» **The task**
Could you restate every entry word for word, minus the pictures?
*** Records for processing Section Begins ***
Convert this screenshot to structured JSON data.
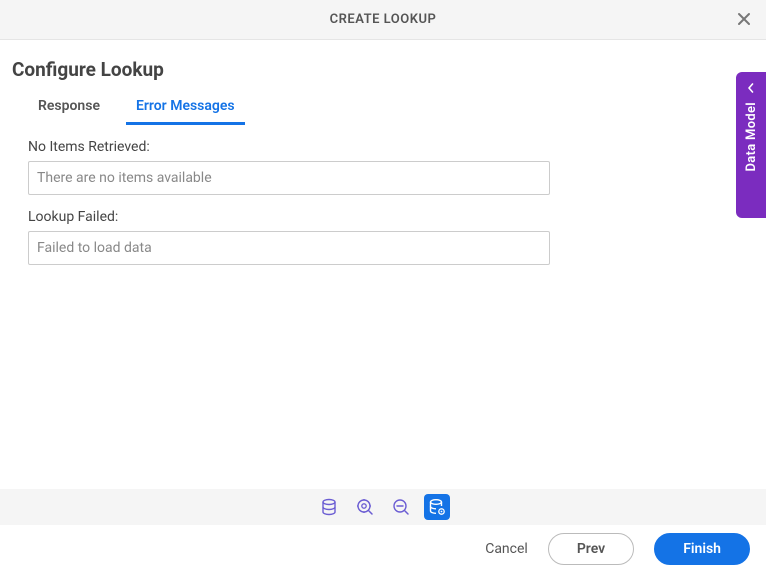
{
  "header": {
    "title": "CREATE LOOKUP"
  },
  "page": {
    "title": "Configure Lookup"
  },
  "tabs": [
    {
      "label": "Response",
      "active": false
    },
    {
      "label": "Error Messages",
      "active": true
    }
  ],
  "fields": {
    "noItems": {
      "label": "No Items Retrieved:",
      "value": "There are no items available"
    },
    "lookupFailed": {
      "label": "Lookup Failed:",
      "value": "Failed to load data"
    }
  },
  "sidePanel": {
    "label": "Data Model"
  },
  "wizardSteps": [
    {
      "name": "data-source",
      "active": false
    },
    {
      "name": "configure",
      "active": false
    },
    {
      "name": "search",
      "active": false
    },
    {
      "name": "lookup",
      "active": true
    }
  ],
  "footer": {
    "cancel": "Cancel",
    "prev": "Prev",
    "finish": "Finish"
  }
}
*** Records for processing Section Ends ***
» **Answer to the exercise**
Convert this screenshot to structured JSON data.
{
  "header": {
    "title": "CREATE LOOKUP"
  },
  "page": {
    "title": "Configure Lookup"
  },
  "tabs": [
    {
      "label": "Response",
      "active": false
    },
    {
      "label": "Error Messages",
      "active": true
    }
  ],
  "fields": {
    "noItems": {
      "label": "No Items Retrieved:",
      "value": "There are no items available"
    },
    "lookupFailed": {
      "label": "Lookup Failed:",
      "value": "Failed to load data"
    }
  },
  "sidePanel": {
    "label": "Data Model"
  },
  "wizardSteps": [
    {
      "name": "data-source",
      "active": false
    },
    {
      "name": "configure",
      "active": false
    },
    {
      "name": "search",
      "active": false
    },
    {
      "name": "lookup",
      "active": true
    }
  ],
  "footer": {
    "cancel": "Cancel",
    "prev": "Prev",
    "finish": "Finish"
  }
}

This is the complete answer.